Task inputs Block Start

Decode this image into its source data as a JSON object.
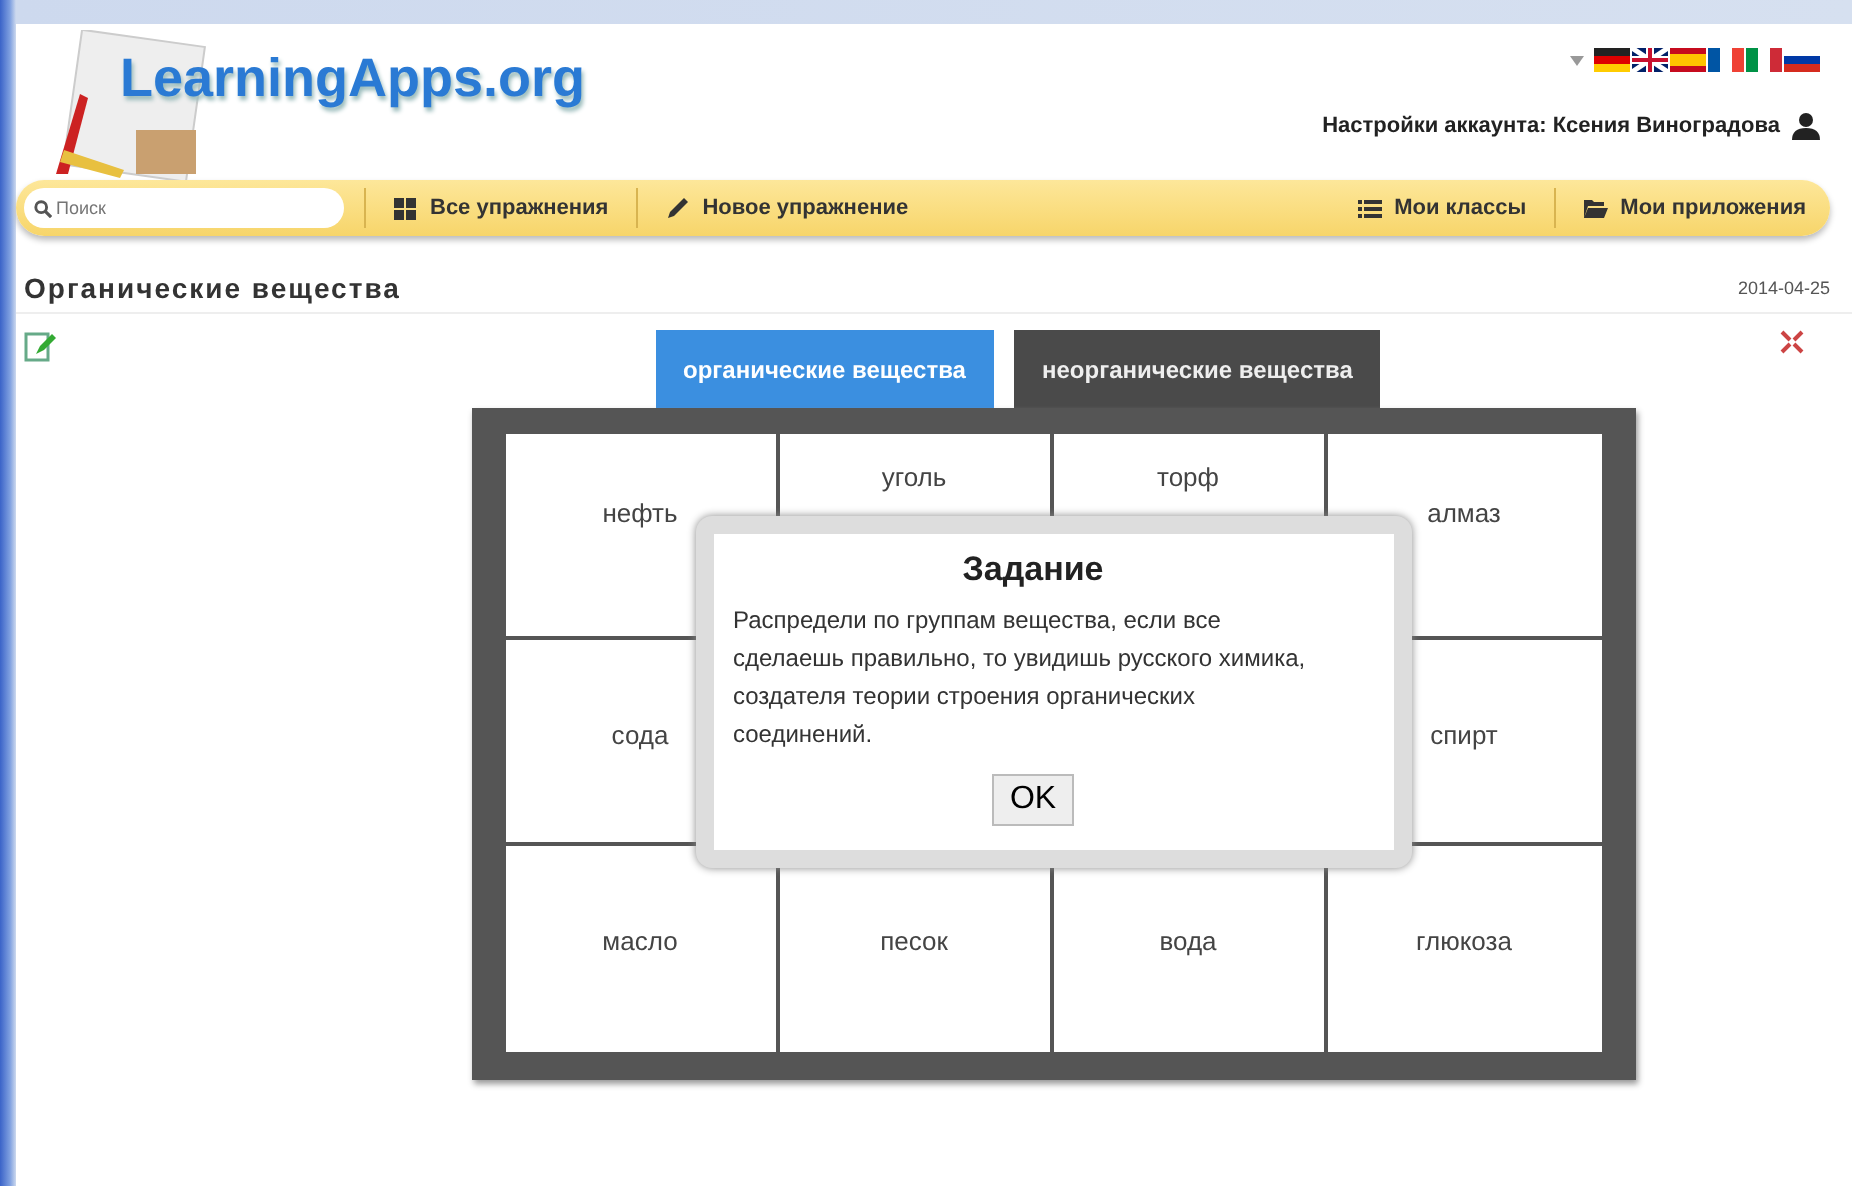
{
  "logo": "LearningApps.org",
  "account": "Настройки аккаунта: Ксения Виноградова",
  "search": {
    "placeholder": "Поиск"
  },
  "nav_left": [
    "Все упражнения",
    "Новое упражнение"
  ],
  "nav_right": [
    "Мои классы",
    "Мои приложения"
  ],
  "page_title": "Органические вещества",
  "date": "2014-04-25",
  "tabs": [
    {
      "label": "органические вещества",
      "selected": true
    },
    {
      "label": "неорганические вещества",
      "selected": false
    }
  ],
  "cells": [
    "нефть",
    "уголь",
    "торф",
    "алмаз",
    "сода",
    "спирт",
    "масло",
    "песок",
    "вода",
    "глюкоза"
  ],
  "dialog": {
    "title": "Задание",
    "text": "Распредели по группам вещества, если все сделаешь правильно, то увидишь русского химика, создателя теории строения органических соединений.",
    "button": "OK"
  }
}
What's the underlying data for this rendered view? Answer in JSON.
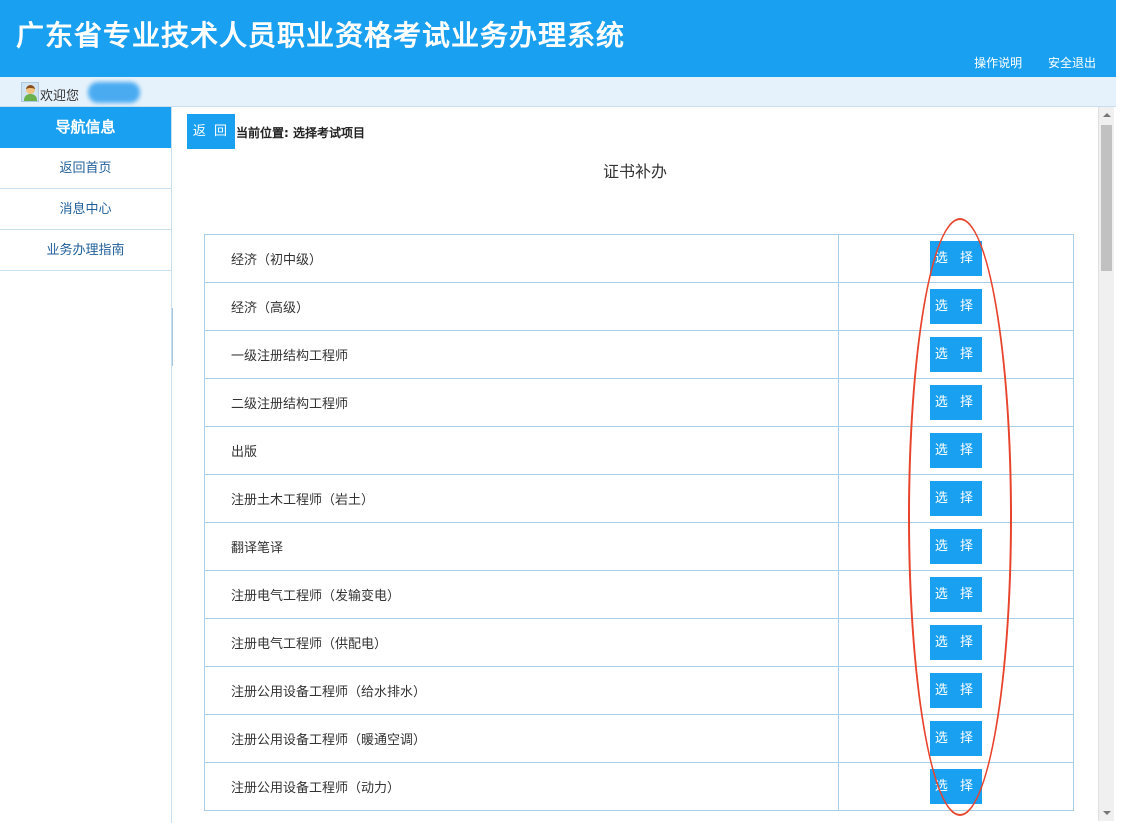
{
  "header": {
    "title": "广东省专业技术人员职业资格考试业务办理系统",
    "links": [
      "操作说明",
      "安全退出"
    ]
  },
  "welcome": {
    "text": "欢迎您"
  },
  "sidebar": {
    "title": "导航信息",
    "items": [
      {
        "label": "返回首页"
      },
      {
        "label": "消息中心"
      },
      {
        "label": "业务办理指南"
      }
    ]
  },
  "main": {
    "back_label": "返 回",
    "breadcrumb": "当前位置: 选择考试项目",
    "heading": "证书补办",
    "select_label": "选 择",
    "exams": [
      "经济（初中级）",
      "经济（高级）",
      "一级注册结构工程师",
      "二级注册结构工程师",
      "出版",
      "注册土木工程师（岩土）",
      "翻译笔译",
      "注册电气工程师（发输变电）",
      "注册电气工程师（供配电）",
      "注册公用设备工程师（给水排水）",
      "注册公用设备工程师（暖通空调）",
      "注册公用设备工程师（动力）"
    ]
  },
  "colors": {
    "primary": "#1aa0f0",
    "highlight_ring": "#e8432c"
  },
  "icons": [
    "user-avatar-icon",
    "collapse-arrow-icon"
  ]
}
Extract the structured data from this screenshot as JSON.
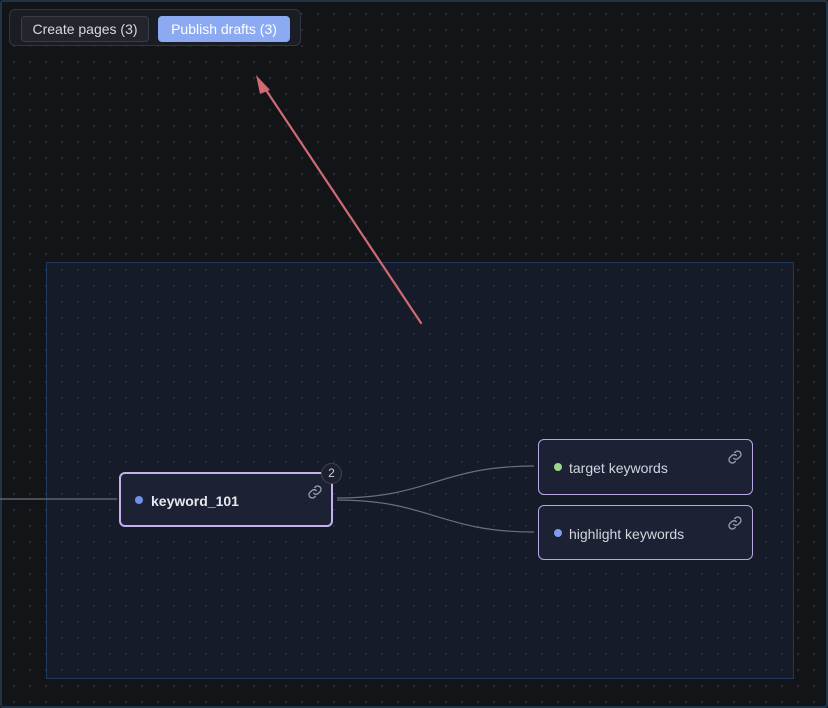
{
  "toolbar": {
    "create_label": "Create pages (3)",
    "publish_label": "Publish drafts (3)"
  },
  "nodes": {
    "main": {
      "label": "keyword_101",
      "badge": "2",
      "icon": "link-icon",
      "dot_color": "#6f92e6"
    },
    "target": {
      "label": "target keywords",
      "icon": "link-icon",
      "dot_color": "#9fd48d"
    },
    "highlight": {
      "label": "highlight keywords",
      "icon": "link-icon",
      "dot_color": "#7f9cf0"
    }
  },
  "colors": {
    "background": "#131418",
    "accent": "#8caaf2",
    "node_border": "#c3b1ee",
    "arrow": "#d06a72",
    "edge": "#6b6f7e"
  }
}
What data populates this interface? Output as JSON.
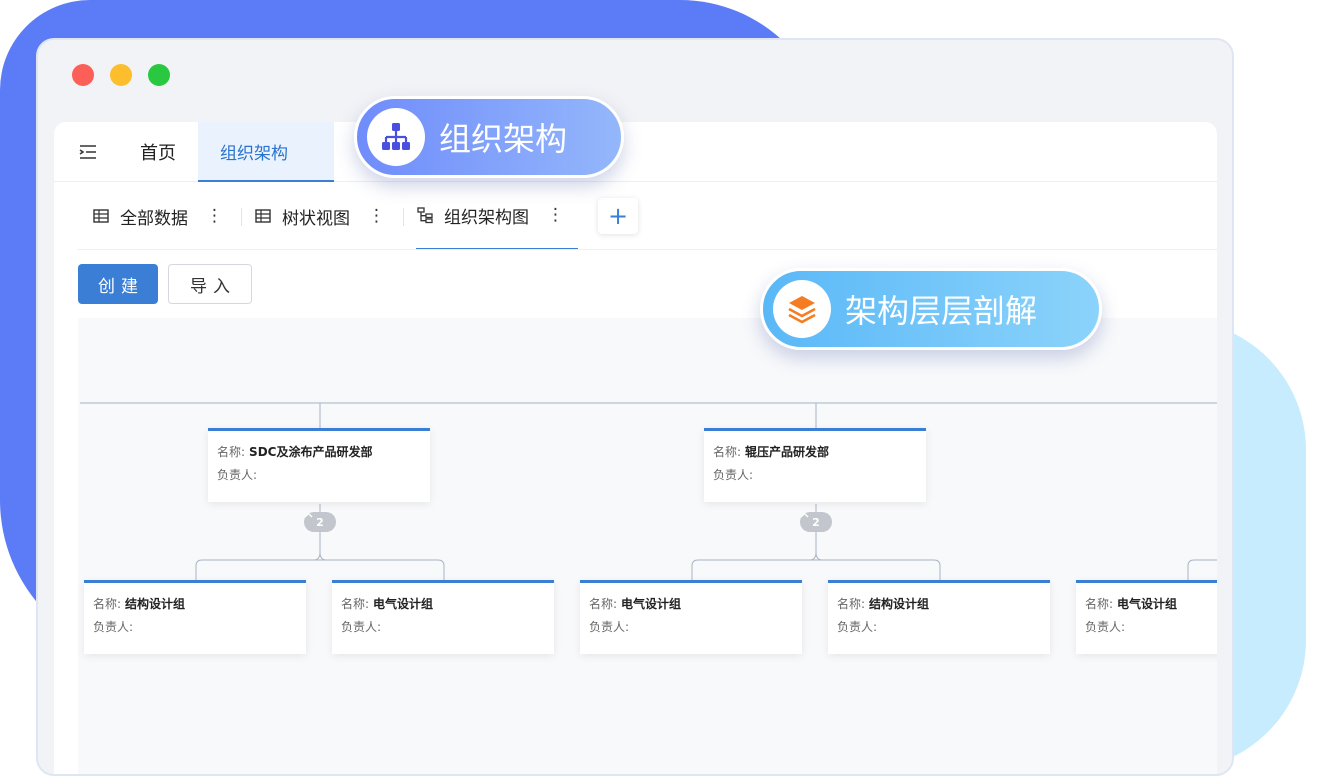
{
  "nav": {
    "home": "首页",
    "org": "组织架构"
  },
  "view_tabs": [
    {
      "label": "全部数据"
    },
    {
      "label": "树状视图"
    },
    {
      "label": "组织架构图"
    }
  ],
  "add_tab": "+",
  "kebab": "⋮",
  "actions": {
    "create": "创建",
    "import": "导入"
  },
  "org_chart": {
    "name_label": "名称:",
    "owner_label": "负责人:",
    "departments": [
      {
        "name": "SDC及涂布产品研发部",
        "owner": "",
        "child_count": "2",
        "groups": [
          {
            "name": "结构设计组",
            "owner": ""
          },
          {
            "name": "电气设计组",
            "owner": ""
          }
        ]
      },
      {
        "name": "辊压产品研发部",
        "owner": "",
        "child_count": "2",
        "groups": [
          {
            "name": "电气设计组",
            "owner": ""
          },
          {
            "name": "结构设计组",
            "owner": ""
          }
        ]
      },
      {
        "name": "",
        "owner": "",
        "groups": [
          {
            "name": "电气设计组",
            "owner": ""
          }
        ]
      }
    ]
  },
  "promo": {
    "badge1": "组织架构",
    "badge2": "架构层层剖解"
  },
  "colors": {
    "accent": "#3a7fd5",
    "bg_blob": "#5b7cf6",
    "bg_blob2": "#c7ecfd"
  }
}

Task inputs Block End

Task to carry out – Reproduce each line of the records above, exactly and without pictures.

Expected answer –
Decode this image into its source data as a JSON object.
{
  "logo": "LearningApps.org",
  "account": "Настройки аккаунта: Ксения Виноградова",
  "search": {
    "placeholder": "Поиск"
  },
  "nav_left": [
    "Все упражнения",
    "Новое упражнение"
  ],
  "nav_right": [
    "Мои классы",
    "Мои приложения"
  ],
  "page_title": "Органические вещества",
  "date": "2014-04-25",
  "tabs": [
    {
      "label": "органические вещества",
      "selected": true
    },
    {
      "label": "неорганические вещества",
      "selected": false
    }
  ],
  "cells": [
    "нефть",
    "уголь",
    "торф",
    "алмаз",
    "сода",
    "спирт",
    "масло",
    "песок",
    "вода",
    "глюкоза"
  ],
  "dialog": {
    "title": "Задание",
    "text": "Распредели по группам вещества, если все сделаешь правильно, то увидишь русского химика, создателя теории строения органических соединений.",
    "button": "OK"
  }
}
What's the underlying data for this rendered view? Answer in JSON.
{
  "header": {
    "title": "广东省专业技术人员职业资格考试业务办理系统",
    "links": [
      "操作说明",
      "安全退出"
    ]
  },
  "welcome": {
    "text": "欢迎您"
  },
  "sidebar": {
    "title": "导航信息",
    "items": [
      {
        "label": "返回首页"
      },
      {
        "label": "消息中心"
      },
      {
        "label": "业务办理指南"
      }
    ]
  },
  "main": {
    "back_label": "返 回",
    "breadcrumb": "当前位置: 选择考试项目",
    "heading": "证书补办",
    "select_label": "选 择",
    "exams": [
      "经济（初中级）",
      "经济（高级）",
      "一级注册结构工程师",
      "二级注册结构工程师",
      "出版",
      "注册土木工程师（岩土）",
      "翻译笔译",
      "注册电气工程师（发输变电）",
      "注册电气工程师（供配电）",
      "注册公用设备工程师（给水排水）",
      "注册公用设备工程师（暖通空调）",
      "注册公用设备工程师（动力）"
    ]
  },
  "colors": {
    "primary": "#1aa0f0",
    "highlight_ring": "#e8432c"
  },
  "icons": [
    "user-avatar-icon",
    "collapse-arrow-icon"
  ]
}
Extract the structured data from this screenshot as JSON.
{
  "toolbar": {
    "create_label": "Create pages (3)",
    "publish_label": "Publish drafts (3)"
  },
  "nodes": {
    "main": {
      "label": "keyword_101",
      "badge": "2",
      "icon": "link-icon",
      "dot_color": "#6f92e6"
    },
    "target": {
      "label": "target keywords",
      "icon": "link-icon",
      "dot_color": "#9fd48d"
    },
    "highlight": {
      "label": "highlight keywords",
      "icon": "link-icon",
      "dot_color": "#7f9cf0"
    }
  },
  "colors": {
    "background": "#131418",
    "accent": "#8caaf2",
    "node_border": "#c3b1ee",
    "arrow": "#d06a72",
    "edge": "#6b6f7e"
  }
}
What data populates this interface? Output as JSON.
{
  "nav": {
    "home": "首页",
    "org": "组织架构"
  },
  "view_tabs": [
    {
      "label": "全部数据"
    },
    {
      "label": "树状视图"
    },
    {
      "label": "组织架构图"
    }
  ],
  "add_tab": "+",
  "kebab": "⋮",
  "actions": {
    "create": "创建",
    "import": "导入"
  },
  "org_chart": {
    "name_label": "名称:",
    "owner_label": "负责人:",
    "departments": [
      {
        "name": "SDC及涂布产品研发部",
        "owner": "",
        "child_count": "2",
        "groups": [
          {
            "name": "结构设计组",
            "owner": ""
          },
          {
            "name": "电气设计组",
            "owner": ""
          }
        ]
      },
      {
        "name": "辊压产品研发部",
        "owner": "",
        "child_count": "2",
        "groups": [
          {
            "name": "电气设计组",
            "owner": ""
          },
          {
            "name": "结构设计组",
            "owner": ""
          }
        ]
      },
      {
        "name": "",
        "owner": "",
        "groups": [
          {
            "name": "电气设计组",
            "owner": ""
          }
        ]
      }
    ]
  },
  "promo": {
    "badge1": "组织架构",
    "badge2": "架构层层剖解"
  },
  "colors": {
    "accent": "#3a7fd5",
    "bg_blob": "#5b7cf6",
    "bg_blob2": "#c7ecfd"
  }
}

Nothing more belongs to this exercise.